- Last Updated on Tuesday, 17 April 2012 14:30
- Written by Dwight Brown
- Category: Movie News
He said. She said. We’re the same species, but two different genders. It’s fun to be reminded occasionally that our distinct approaches to life and love make for great agitation, misunderstandings and reconciliations.
A group of guys who play basketball together are having female trouble: Dominic (Michael Ealy) a wannabe chef pursues a snooty, aloof lawyer (Taraji P. Henson). Jeremy (Jerry Ferrara) can’t let go of his adolescent video games and it annoys his ambitious live-in girlfriend Kristen (Gabrielle Union). Zeke (Romany Malco) is a serial playboy but he has met his match in Mya (Meagan Good) who has a 90-day, no-sex rule. Michael (Terrence Jenkins) loves his new lady friend Candance (Regina Hall) to the dismay of his overbearing mom (Jenifer Lewis). Bennett (Gary Owen) is happily married, but Cedric (Kevin Hart) is going through a messy divorce.
The guys think they have it over the ladies until the smarter sex gets combat tips from Steve Harvey’s relationship guide book “Act Like a Lady,” Think Like a Man.” It’s like a tsunami has swept the boys’ mojo out to sea.
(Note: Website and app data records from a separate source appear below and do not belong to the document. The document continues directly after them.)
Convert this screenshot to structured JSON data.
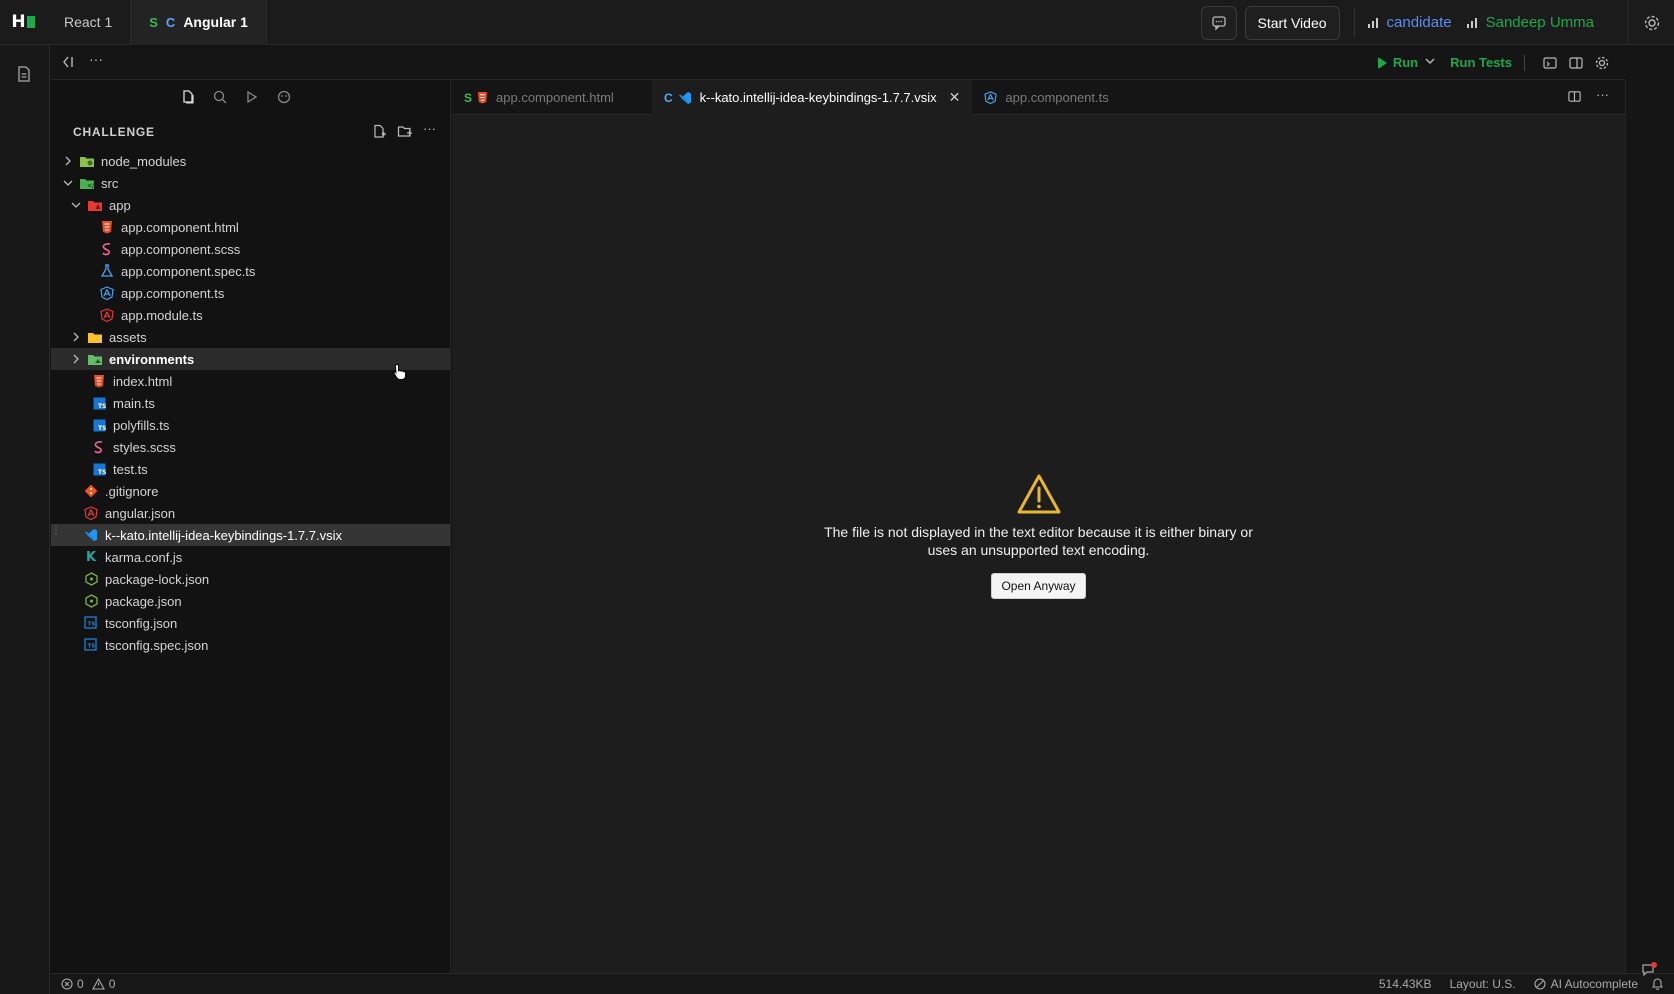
{
  "top_tabs": [
    {
      "label": "React 1",
      "prefix_s": "",
      "prefix_c": ""
    },
    {
      "label": "Angular 1",
      "prefix_s": "S",
      "prefix_c": "C"
    }
  ],
  "header": {
    "start_video": "Start Video",
    "role": "candidate",
    "user": "Sandeep Umma"
  },
  "toolbar": {
    "run": "Run",
    "run_tests": "Run Tests"
  },
  "explorer": {
    "title": "CHALLENGE",
    "tree": [
      {
        "name": "node_modules",
        "icon": "folder-node-icon"
      },
      {
        "name": "src",
        "icon": "folder-src-icon"
      },
      {
        "name": "app",
        "icon": "folder-app-icon"
      },
      {
        "name": "app.component.html",
        "icon": "html-file-icon"
      },
      {
        "name": "app.component.scss",
        "icon": "scss-file-icon"
      },
      {
        "name": "app.component.spec.ts",
        "icon": "test-file-icon"
      },
      {
        "name": "app.component.ts",
        "icon": "angular-component-icon"
      },
      {
        "name": "app.module.ts",
        "icon": "angular-module-icon"
      },
      {
        "name": "assets",
        "icon": "folder-assets-icon"
      },
      {
        "name": "environments",
        "icon": "folder-env-icon"
      },
      {
        "name": "index.html",
        "icon": "html-file-icon"
      },
      {
        "name": "main.ts",
        "icon": "ts-file-icon"
      },
      {
        "name": "polyfills.ts",
        "icon": "ts-file-icon"
      },
      {
        "name": "styles.scss",
        "icon": "scss-file-icon"
      },
      {
        "name": "test.ts",
        "icon": "ts-file-icon"
      },
      {
        "name": ".gitignore",
        "icon": "git-icon"
      },
      {
        "name": "angular.json",
        "icon": "angular-icon"
      },
      {
        "name": "k--kato.intellij-idea-keybindings-1.7.7.vsix",
        "icon": "vscode-icon"
      },
      {
        "name": "karma.conf.js",
        "icon": "karma-icon"
      },
      {
        "name": "package-lock.json",
        "icon": "npm-icon"
      },
      {
        "name": "package.json",
        "icon": "npm-icon"
      },
      {
        "name": "tsconfig.json",
        "icon": "tsconfig-icon"
      },
      {
        "name": "tsconfig.spec.json",
        "icon": "tsconfig-icon"
      }
    ]
  },
  "editor_tabs": [
    {
      "prefix": "S",
      "label": "app.component.html"
    },
    {
      "prefix": "C",
      "label": "k--kato.intellij-idea-keybindings-1.7.7.vsix"
    },
    {
      "prefix": "",
      "label": "app.component.ts"
    }
  ],
  "editor": {
    "message_line1": "The file is not displayed in the text editor because it is either binary or",
    "message_line2": "uses an unsupported text encoding.",
    "open_anyway": "Open Anyway"
  },
  "status": {
    "errors": "0",
    "warnings": "0",
    "size": "514.43KB",
    "layout": "Layout: U.S.",
    "ai": "AI Autocomplete"
  },
  "colors": {
    "accent_green": "#1ba94c",
    "accent_blue": "#5b8def",
    "warning_yellow": "#e8b72f"
  }
}
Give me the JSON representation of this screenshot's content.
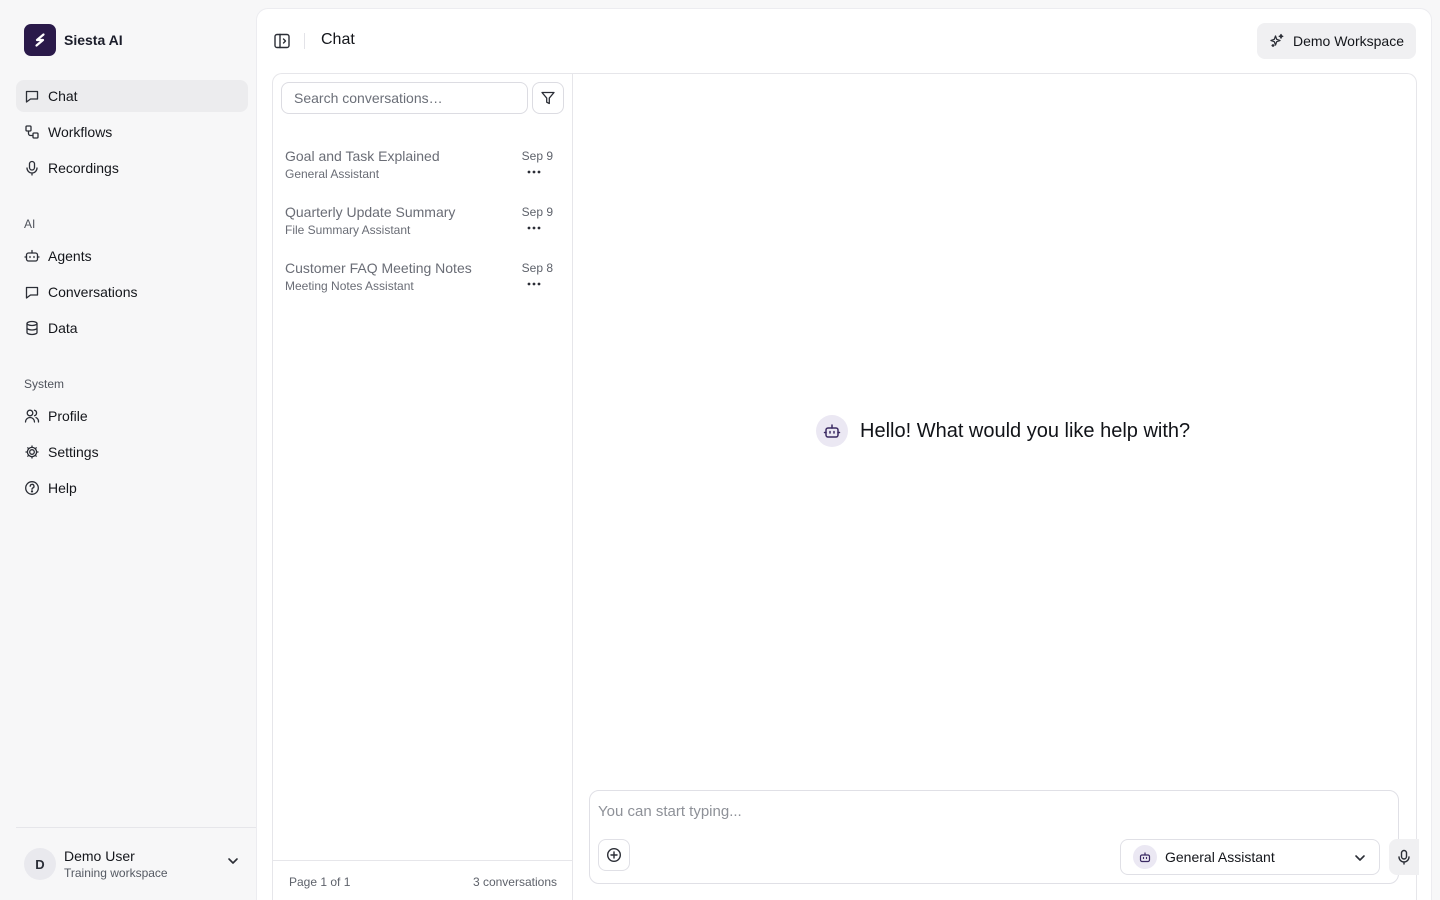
{
  "brand": {
    "name": "Siesta AI",
    "logo_letter": "S",
    "color": "#2a1a4a"
  },
  "nav": {
    "main": [
      {
        "label": "Chat",
        "icon": "chat-bubble-icon",
        "active": true
      },
      {
        "label": "Workflows",
        "icon": "workflow-icon",
        "active": false
      },
      {
        "label": "Recordings",
        "icon": "microphone-icon",
        "active": false
      }
    ],
    "ai_label": "AI",
    "ai": [
      {
        "label": "Agents",
        "icon": "bot-icon"
      },
      {
        "label": "Conversations",
        "icon": "chat-bubble-icon"
      },
      {
        "label": "Data",
        "icon": "database-icon"
      }
    ],
    "system_label": "System",
    "system": [
      {
        "label": "Profile",
        "icon": "users-icon"
      },
      {
        "label": "Settings",
        "icon": "gear-icon"
      },
      {
        "label": "Help",
        "icon": "help-circle-icon"
      }
    ]
  },
  "user": {
    "initial": "D",
    "name": "Demo User",
    "workspace": "Training workspace"
  },
  "header": {
    "title": "Chat",
    "workspace_button": "Demo Workspace"
  },
  "conversations": {
    "search_placeholder": "Search conversations…",
    "items": [
      {
        "title": "Goal and Task Explained",
        "agent": "General Assistant",
        "date": "Sep 9"
      },
      {
        "title": "Quarterly Update Summary",
        "agent": "File Summary Assistant",
        "date": "Sep 9"
      },
      {
        "title": "Customer FAQ Meeting Notes",
        "agent": "Meeting Notes Assistant",
        "date": "Sep 8"
      }
    ],
    "page_label": "Page 1 of 1",
    "count_label": "3 conversations"
  },
  "chat": {
    "greeting": "Hello! What would you like help with?",
    "input_placeholder": "You can start typing...",
    "selected_agent": "General Assistant"
  }
}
They’re at a complete loss as the ladies make their power play. They need a plan.
The great success of Harvey’s best-selling how-to book makes this romantic comedy one of the most highly anticipated screen adaptations of the year. In some ways the movie does not disappoint, but be prepared for its non-traditional storytelling: Cedric narrates. Steve Harvey interjects advice “Until you get into the mind of a man, you can not get into the game.” There are sequences in which male characters act like a pack of wolves and the females like cunning lionesses. There are romantic scenes, misguided relationships, and personal dramas. Don’t get too put off by the hodge podge format, just sit back and enjoy the ride.
Writers Keith Merryman and David A. Newman, who co-wrote “Friends With Benefits,” bring the spirit of the book to life with cliché characters that establish archetypes. The guys are figments of males you might know, but more superficial. On the other hand, while typical female concerns are depicted, you probably don’t know women this conniving. Just keep in mind that reality has little to do with this film. If you’re looking for real advice about love, relationships and the opposite sex, call Dr. Phil.
Director Tim Story proved adept at channeling the spirit of black male hood in the movie “Barbershop.” Under his tutelage, and that of editor Peter S. Elliot, scenes jerk and flow awkwardly at times. However overall, he gives the sly banter and repartee a rhythm, creates a consistent tone and moves the proceedings along to a warmhearted and surprisingly touching ending.
The comic, ensemble performances balance each other nicely; Jenifer Lewis is deliciously evil, Kevin Hart is funny as the put-upon short guy and Michael Ealy occasionally smolders for the ladies. Surprising cameos by Kelly Rowland, Chris Brown and Wendy Williams add a spark.
“Think Like a Man” is a solid, comic date movie and surprisingly romantic.